- 3/4 cup cashews
- 1/4 cup coconut cream
- 2 tbsp lemon juice
- 2 tbsp maple syrup optional
- Soak the cashews overnight to soften for blending, and chill a can of full-fat coconut milk so the coconut cream separates out
- Blend up the cashews until cream. Add in the coconut cream, lemon juice, and salt.
- Blend and taste-test. If you prefer it sweeter, add maple syrup at this point.
- Store this spread in an air-tight container in the refrigerator for 4-7 days.
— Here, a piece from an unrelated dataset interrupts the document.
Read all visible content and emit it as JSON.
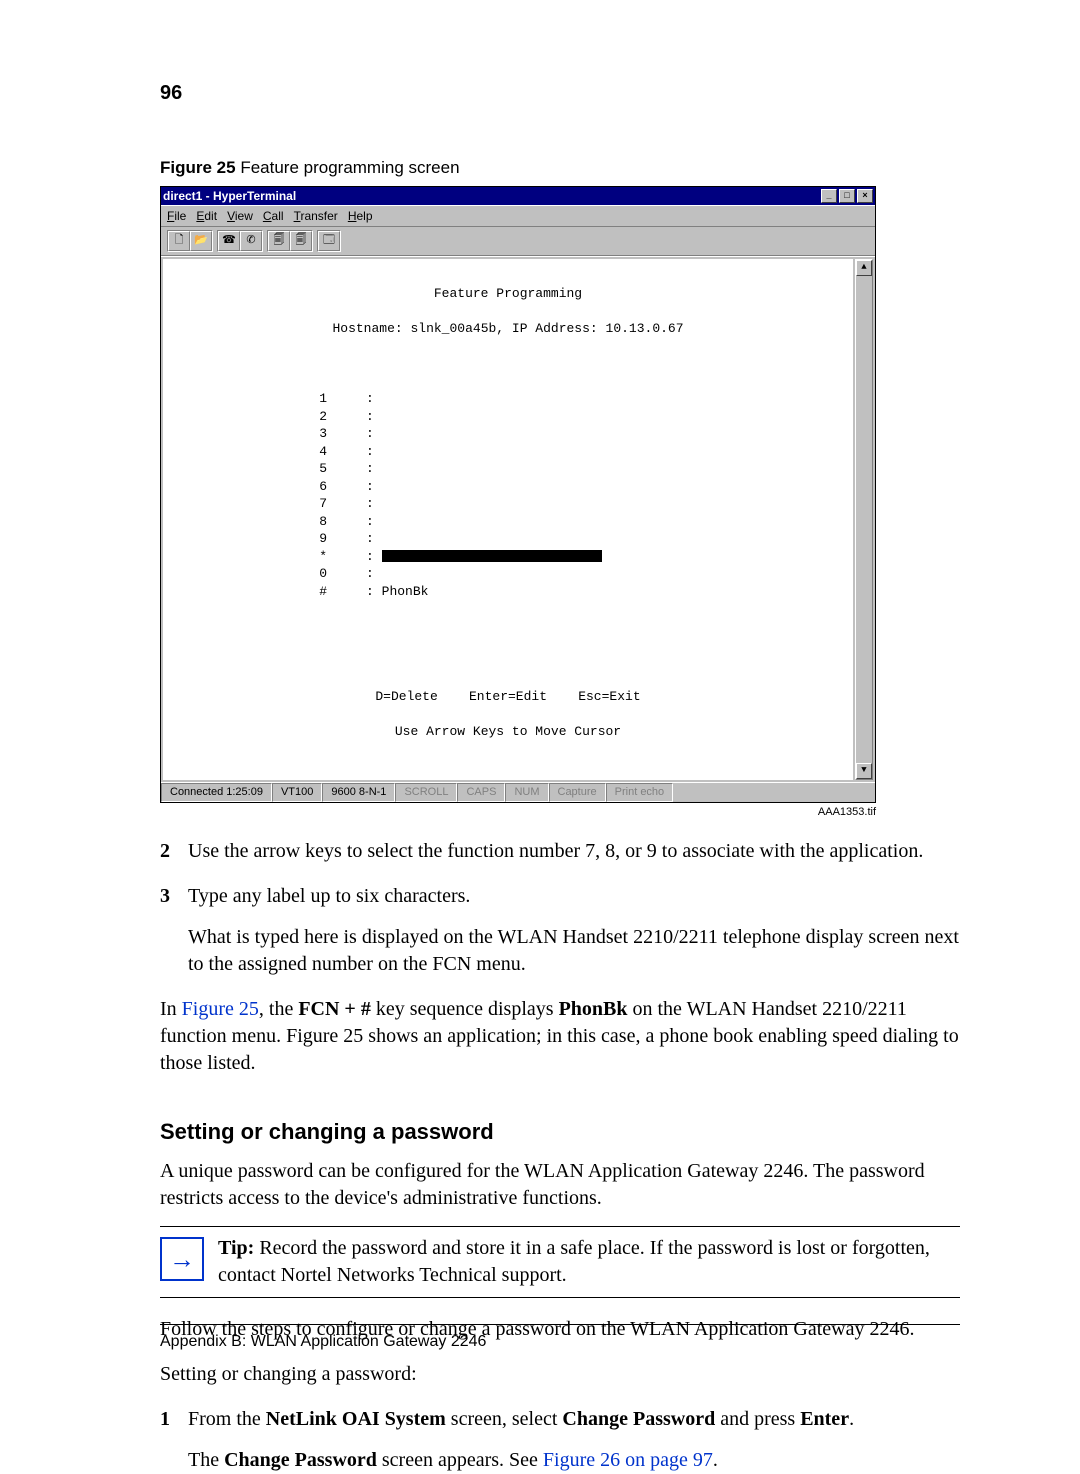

Dee Dine is founder of Green Smoothie Gourmet, a plant based recipe blog, and author of the recent cookbook, Crazy Healthy with 4 Ingredients . On this blog you’ll find incredibly easy recipes with hidden veggies for anyone wanting to eat healthier, regardless of diet. Dee has graduate degrees in immunological nutritional studies and journalism. More about Dee Dine here.